▸ DATA FOR PROCESSING:

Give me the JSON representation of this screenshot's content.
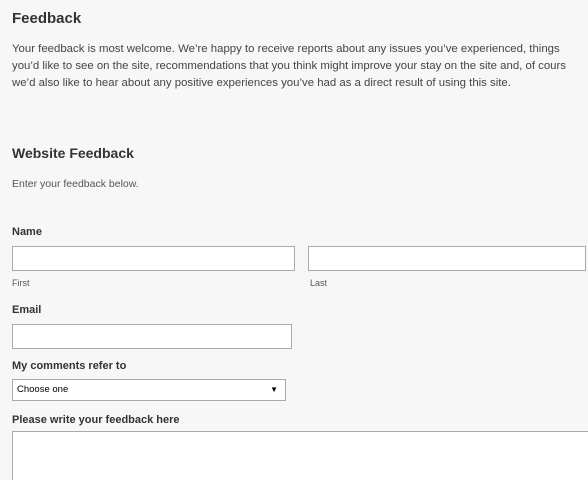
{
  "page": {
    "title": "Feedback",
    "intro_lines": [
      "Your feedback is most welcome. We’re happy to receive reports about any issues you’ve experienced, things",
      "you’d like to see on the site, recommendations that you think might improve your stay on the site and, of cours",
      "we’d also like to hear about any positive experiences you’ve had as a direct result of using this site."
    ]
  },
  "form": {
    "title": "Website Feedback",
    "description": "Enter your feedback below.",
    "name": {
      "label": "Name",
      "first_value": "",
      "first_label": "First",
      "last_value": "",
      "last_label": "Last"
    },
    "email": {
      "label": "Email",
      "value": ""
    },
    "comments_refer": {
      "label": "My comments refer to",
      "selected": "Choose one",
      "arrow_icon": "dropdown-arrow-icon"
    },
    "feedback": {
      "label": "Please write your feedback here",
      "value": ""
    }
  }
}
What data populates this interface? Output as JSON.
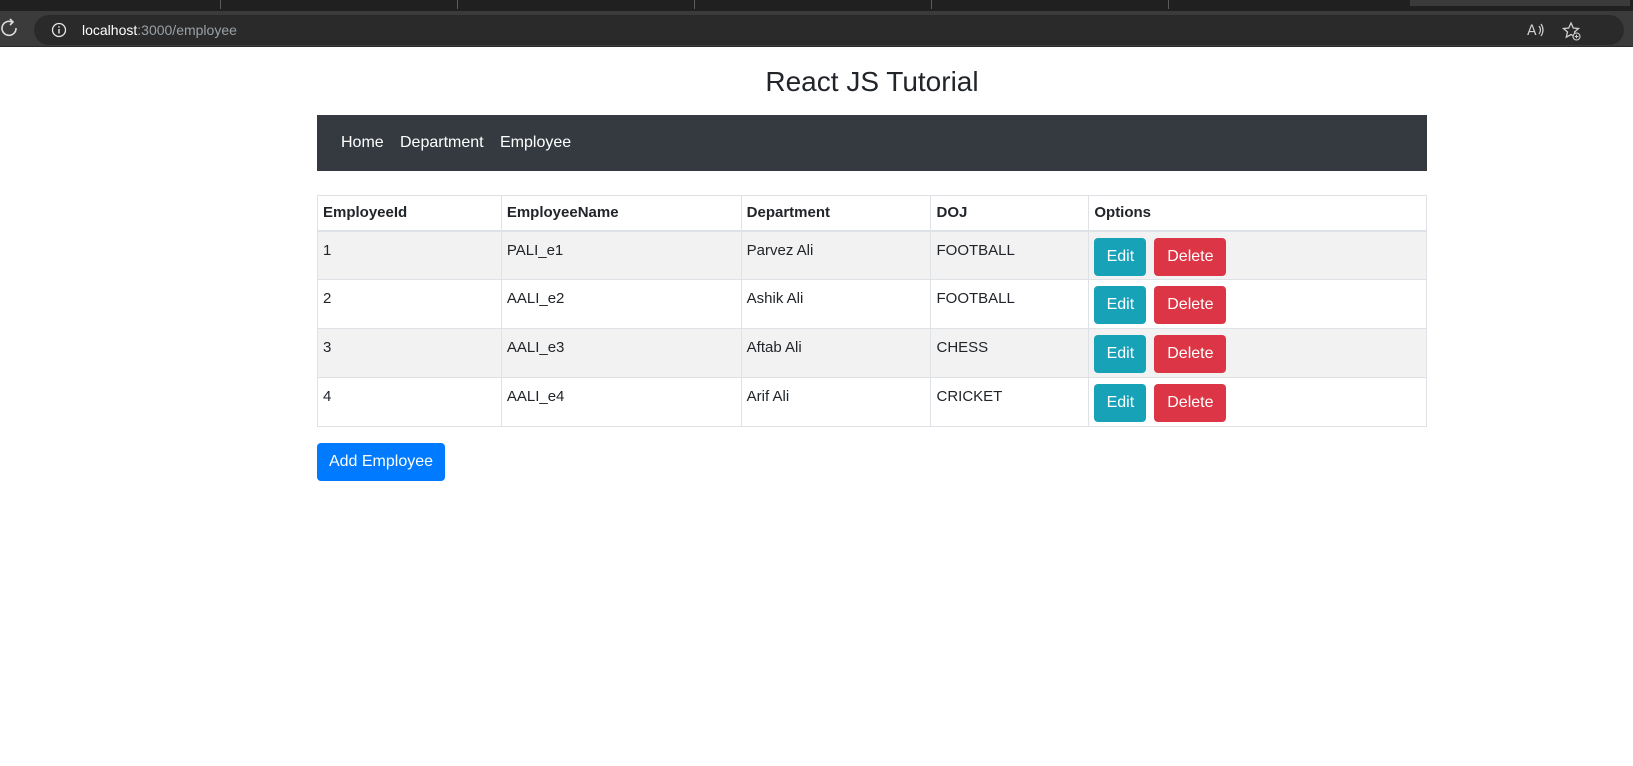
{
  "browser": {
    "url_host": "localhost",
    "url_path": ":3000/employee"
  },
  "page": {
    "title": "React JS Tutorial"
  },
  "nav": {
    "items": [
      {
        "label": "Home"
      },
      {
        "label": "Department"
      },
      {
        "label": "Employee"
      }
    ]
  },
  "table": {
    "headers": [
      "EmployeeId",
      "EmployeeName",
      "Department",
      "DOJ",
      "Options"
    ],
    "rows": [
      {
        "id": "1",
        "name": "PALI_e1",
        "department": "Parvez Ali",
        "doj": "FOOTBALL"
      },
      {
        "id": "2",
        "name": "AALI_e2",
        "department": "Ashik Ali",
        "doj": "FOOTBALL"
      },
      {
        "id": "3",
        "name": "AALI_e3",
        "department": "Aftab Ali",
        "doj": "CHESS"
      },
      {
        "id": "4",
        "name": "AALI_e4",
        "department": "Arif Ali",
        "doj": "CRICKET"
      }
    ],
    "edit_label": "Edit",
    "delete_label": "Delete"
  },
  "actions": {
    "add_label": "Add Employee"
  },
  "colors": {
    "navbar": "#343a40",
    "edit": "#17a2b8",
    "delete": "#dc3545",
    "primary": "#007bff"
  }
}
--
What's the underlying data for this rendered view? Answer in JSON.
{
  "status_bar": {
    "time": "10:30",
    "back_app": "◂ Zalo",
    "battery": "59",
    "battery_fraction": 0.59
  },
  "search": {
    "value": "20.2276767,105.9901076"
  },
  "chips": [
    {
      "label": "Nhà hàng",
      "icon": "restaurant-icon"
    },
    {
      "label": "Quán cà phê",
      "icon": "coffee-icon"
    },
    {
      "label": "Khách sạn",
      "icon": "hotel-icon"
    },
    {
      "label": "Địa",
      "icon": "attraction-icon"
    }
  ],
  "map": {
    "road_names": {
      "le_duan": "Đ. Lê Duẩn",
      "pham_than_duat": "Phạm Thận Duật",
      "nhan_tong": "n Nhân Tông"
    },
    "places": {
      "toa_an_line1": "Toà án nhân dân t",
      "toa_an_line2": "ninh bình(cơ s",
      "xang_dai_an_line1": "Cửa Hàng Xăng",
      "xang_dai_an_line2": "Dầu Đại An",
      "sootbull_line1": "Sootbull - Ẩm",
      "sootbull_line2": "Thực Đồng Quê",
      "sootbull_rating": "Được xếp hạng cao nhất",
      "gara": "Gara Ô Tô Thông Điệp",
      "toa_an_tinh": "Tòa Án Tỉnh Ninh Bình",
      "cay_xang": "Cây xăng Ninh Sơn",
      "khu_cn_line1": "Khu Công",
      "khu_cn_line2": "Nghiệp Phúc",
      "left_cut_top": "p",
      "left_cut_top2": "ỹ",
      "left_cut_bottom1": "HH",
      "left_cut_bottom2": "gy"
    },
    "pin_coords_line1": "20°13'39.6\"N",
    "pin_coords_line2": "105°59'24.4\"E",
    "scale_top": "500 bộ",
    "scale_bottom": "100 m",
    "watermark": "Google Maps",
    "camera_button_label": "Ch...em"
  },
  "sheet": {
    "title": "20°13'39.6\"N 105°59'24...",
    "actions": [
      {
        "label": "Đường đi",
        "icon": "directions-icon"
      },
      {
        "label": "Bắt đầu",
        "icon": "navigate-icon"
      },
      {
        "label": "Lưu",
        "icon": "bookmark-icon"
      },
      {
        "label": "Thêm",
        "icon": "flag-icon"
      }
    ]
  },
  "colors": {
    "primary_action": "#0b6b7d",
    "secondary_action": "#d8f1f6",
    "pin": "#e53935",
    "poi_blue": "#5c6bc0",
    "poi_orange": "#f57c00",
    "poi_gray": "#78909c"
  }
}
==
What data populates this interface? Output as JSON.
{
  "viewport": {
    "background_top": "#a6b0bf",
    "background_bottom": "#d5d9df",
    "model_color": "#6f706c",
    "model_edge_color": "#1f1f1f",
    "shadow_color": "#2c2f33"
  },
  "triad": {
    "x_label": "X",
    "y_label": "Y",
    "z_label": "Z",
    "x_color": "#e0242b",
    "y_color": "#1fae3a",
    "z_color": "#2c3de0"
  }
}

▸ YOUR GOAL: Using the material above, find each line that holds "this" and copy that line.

▸ OUTPUT OF THE TASK:
Give me the JSON representation of this screenshot's content.
      "we’d also like to hear about any positive experiences you’ve had as a direct result of using this site."
What data populates this interface? Output as JSON.
What's the underlying data for this rendered view? Answer in JSON.
What data populates this interface? Output as JSON.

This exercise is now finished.